= YOUR GOAL =
Line by line, print the records exactly, and keep images out of the copy.

= EXERCISE INPUTS =
- - - - - - -
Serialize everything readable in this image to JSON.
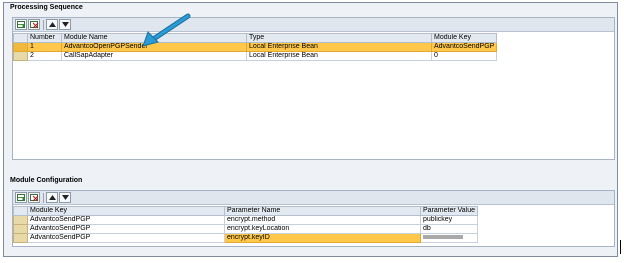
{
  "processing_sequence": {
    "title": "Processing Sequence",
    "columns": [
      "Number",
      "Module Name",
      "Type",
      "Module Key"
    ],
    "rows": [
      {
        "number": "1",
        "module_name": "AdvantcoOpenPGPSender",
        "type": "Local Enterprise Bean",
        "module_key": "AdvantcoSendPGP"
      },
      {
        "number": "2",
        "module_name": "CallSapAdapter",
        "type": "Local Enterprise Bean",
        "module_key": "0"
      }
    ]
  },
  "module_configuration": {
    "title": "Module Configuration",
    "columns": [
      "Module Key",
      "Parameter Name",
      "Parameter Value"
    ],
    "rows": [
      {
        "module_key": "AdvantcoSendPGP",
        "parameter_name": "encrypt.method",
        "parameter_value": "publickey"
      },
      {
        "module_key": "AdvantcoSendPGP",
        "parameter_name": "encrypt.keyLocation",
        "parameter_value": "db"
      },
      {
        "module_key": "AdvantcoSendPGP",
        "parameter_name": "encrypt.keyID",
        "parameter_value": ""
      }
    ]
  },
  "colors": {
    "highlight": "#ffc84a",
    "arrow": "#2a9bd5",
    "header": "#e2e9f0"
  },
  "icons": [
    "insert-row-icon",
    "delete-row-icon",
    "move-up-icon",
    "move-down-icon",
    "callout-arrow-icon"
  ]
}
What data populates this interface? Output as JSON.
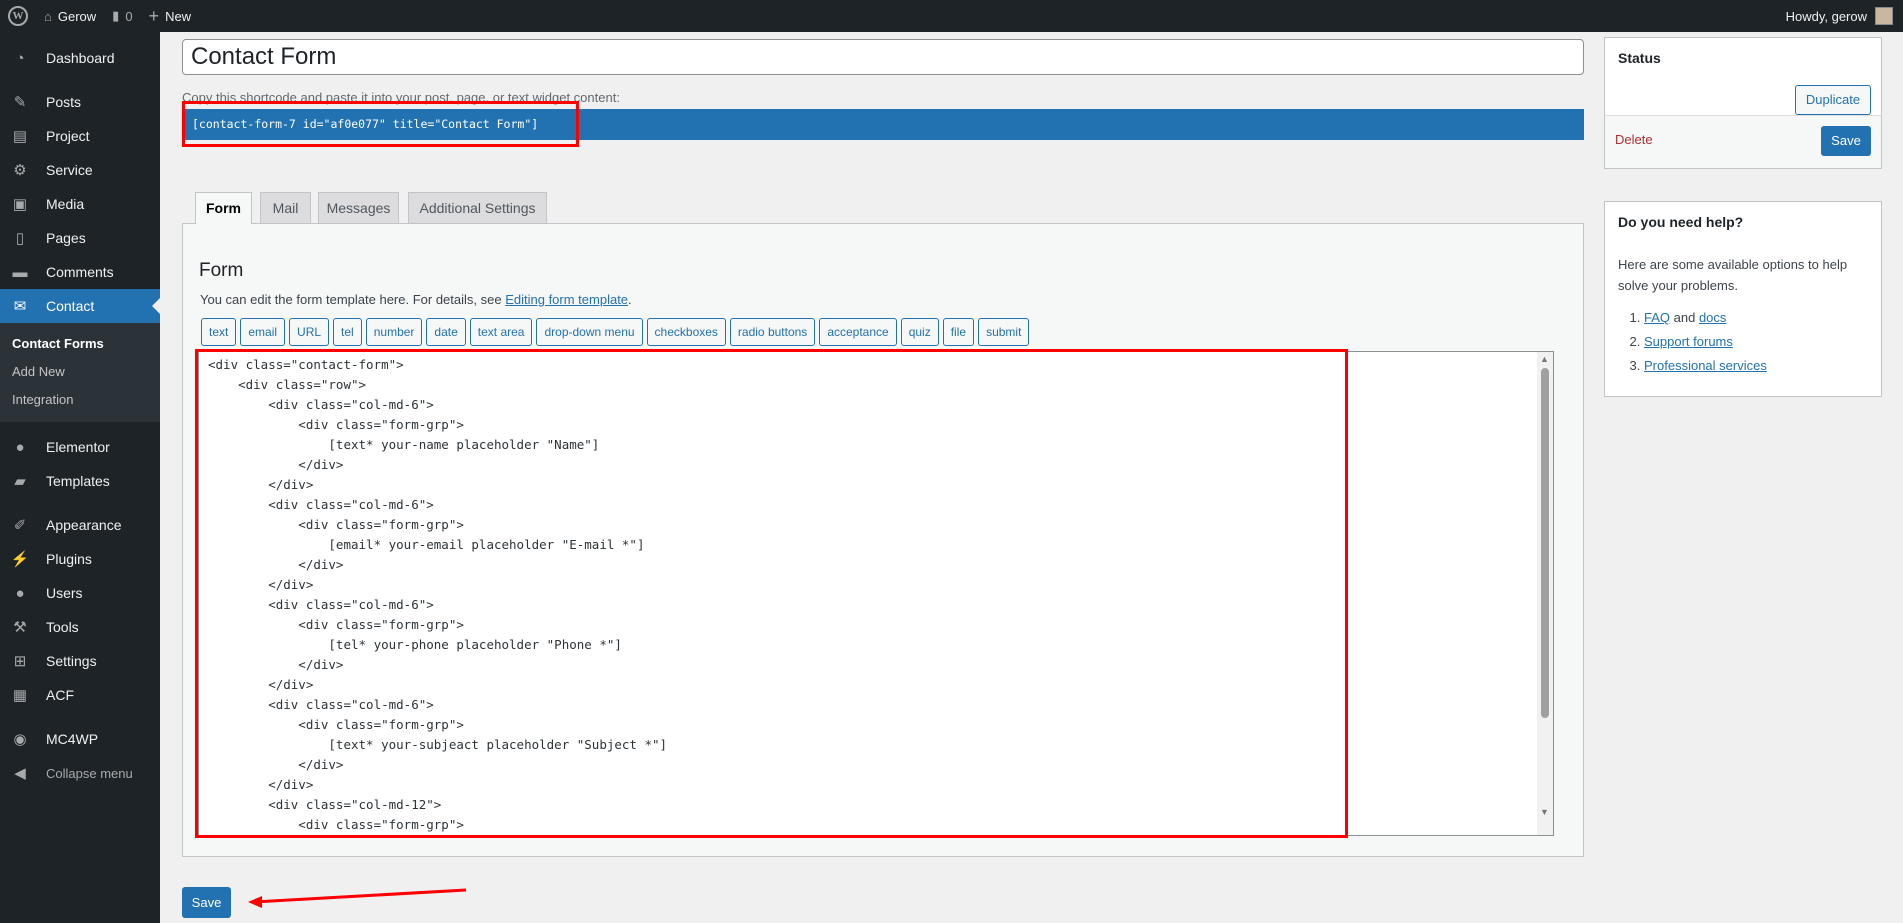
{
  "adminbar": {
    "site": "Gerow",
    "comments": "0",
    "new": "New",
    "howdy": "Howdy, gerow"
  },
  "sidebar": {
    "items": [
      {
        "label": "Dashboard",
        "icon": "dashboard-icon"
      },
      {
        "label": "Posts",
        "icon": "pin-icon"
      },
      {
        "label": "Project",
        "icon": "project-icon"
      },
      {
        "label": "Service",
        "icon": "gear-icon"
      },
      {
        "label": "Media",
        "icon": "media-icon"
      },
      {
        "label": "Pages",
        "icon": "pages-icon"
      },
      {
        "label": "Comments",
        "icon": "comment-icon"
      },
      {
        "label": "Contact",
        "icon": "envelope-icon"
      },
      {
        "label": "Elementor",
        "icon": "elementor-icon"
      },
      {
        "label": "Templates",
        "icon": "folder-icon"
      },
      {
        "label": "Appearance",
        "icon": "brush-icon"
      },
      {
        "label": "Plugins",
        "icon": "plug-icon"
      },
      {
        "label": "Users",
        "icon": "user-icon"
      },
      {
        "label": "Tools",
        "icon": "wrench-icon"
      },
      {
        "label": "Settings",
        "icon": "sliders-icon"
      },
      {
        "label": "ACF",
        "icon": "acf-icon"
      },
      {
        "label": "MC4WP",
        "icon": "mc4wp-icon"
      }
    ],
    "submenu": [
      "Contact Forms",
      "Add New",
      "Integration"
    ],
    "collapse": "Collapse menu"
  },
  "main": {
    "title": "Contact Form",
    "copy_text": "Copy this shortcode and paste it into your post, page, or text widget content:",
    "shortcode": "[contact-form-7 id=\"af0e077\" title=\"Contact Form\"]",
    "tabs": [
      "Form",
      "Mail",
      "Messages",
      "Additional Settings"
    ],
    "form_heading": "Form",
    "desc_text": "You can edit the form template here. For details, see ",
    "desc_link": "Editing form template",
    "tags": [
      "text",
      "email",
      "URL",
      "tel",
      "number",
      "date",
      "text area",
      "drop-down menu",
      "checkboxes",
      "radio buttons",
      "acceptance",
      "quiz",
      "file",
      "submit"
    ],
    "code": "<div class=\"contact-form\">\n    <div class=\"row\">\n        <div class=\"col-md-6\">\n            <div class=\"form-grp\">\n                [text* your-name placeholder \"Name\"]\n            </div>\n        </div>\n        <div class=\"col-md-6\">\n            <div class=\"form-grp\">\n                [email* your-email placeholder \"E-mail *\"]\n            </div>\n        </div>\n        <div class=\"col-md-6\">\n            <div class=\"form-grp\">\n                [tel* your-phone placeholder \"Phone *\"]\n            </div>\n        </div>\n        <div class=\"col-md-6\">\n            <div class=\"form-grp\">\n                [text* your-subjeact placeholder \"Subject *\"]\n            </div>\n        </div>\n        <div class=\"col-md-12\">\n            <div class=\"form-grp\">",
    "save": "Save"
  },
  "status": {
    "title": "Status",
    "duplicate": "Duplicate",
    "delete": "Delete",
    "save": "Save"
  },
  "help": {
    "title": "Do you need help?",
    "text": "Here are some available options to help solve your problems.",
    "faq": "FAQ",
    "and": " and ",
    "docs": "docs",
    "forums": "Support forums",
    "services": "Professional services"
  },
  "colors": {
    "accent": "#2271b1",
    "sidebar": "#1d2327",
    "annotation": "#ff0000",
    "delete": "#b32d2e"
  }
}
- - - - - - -
= REPLY =
Serialize everything readable in this image to JSON.
{
  "processing_sequence": {
    "title": "Processing Sequence",
    "columns": [
      "Number",
      "Module Name",
      "Type",
      "Module Key"
    ],
    "rows": [
      {
        "number": "1",
        "module_name": "AdvantcoOpenPGPSender",
        "type": "Local Enterprise Bean",
        "module_key": "AdvantcoSendPGP"
      },
      {
        "number": "2",
        "module_name": "CallSapAdapter",
        "type": "Local Enterprise Bean",
        "module_key": "0"
      }
    ]
  },
  "module_configuration": {
    "title": "Module Configuration",
    "columns": [
      "Module Key",
      "Parameter Name",
      "Parameter Value"
    ],
    "rows": [
      {
        "module_key": "AdvantcoSendPGP",
        "parameter_name": "encrypt.method",
        "parameter_value": "publickey"
      },
      {
        "module_key": "AdvantcoSendPGP",
        "parameter_name": "encrypt.keyLocation",
        "parameter_value": "db"
      },
      {
        "module_key": "AdvantcoSendPGP",
        "parameter_name": "encrypt.keyID",
        "parameter_value": ""
      }
    ]
  },
  "colors": {
    "highlight": "#ffc84a",
    "arrow": "#2a9bd5",
    "header": "#e2e9f0"
  },
  "icons": [
    "insert-row-icon",
    "delete-row-icon",
    "move-up-icon",
    "move-down-icon",
    "callout-arrow-icon"
  ]
}
What data populates this interface? Output as JSON.
{
  "adminbar": {
    "site": "Gerow",
    "comments": "0",
    "new": "New",
    "howdy": "Howdy, gerow"
  },
  "sidebar": {
    "items": [
      {
        "label": "Dashboard",
        "icon": "dashboard-icon"
      },
      {
        "label": "Posts",
        "icon": "pin-icon"
      },
      {
        "label": "Project",
        "icon": "project-icon"
      },
      {
        "label": "Service",
        "icon": "gear-icon"
      },
      {
        "label": "Media",
        "icon": "media-icon"
      },
      {
        "label": "Pages",
        "icon": "pages-icon"
      },
      {
        "label": "Comments",
        "icon": "comment-icon"
      },
      {
        "label": "Contact",
        "icon": "envelope-icon"
      },
      {
        "label": "Elementor",
        "icon": "elementor-icon"
      },
      {
        "label": "Templates",
        "icon": "folder-icon"
      },
      {
        "label": "Appearance",
        "icon": "brush-icon"
      },
      {
        "label": "Plugins",
        "icon": "plug-icon"
      },
      {
        "label": "Users",
        "icon": "user-icon"
      },
      {
        "label": "Tools",
        "icon": "wrench-icon"
      },
      {
        "label": "Settings",
        "icon": "sliders-icon"
      },
      {
        "label": "ACF",
        "icon": "acf-icon"
      },
      {
        "label": "MC4WP",
        "icon": "mc4wp-icon"
      }
    ],
    "submenu": [
      "Contact Forms",
      "Add New",
      "Integration"
    ],
    "collapse": "Collapse menu"
  },
  "main": {
    "title": "Contact Form",
    "copy_text": "Copy this shortcode and paste it into your post, page, or text widget content:",
    "shortcode": "[contact-form-7 id=\"af0e077\" title=\"Contact Form\"]",
    "tabs": [
      "Form",
      "Mail",
      "Messages",
      "Additional Settings"
    ],
    "form_heading": "Form",
    "desc_text": "You can edit the form template here. For details, see ",
    "desc_link": "Editing form template",
    "tags": [
      "text",
      "email",
      "URL",
      "tel",
      "number",
      "date",
      "text area",
      "drop-down menu",
      "checkboxes",
      "radio buttons",
      "acceptance",
      "quiz",
      "file",
      "submit"
    ],
    "code": "<div class=\"contact-form\">\n    <div class=\"row\">\n        <div class=\"col-md-6\">\n            <div class=\"form-grp\">\n                [text* your-name placeholder \"Name\"]\n            </div>\n        </div>\n        <div class=\"col-md-6\">\n            <div class=\"form-grp\">\n                [email* your-email placeholder \"E-mail *\"]\n            </div>\n        </div>\n        <div class=\"col-md-6\">\n            <div class=\"form-grp\">\n                [tel* your-phone placeholder \"Phone *\"]\n            </div>\n        </div>\n        <div class=\"col-md-6\">\n            <div class=\"form-grp\">\n                [text* your-subjeact placeholder \"Subject *\"]\n            </div>\n        </div>\n        <div class=\"col-md-12\">\n            <div class=\"form-grp\">",
    "save": "Save"
  },
  "status": {
    "title": "Status",
    "duplicate": "Duplicate",
    "delete": "Delete",
    "save": "Save"
  },
  "help": {
    "title": "Do you need help?",
    "text": "Here are some available options to help solve your problems.",
    "faq": "FAQ",
    "and": " and ",
    "docs": "docs",
    "forums": "Support forums",
    "services": "Professional services"
  },
  "colors": {
    "accent": "#2271b1",
    "sidebar": "#1d2327",
    "annotation": "#ff0000",
    "delete": "#b32d2e"
  }
}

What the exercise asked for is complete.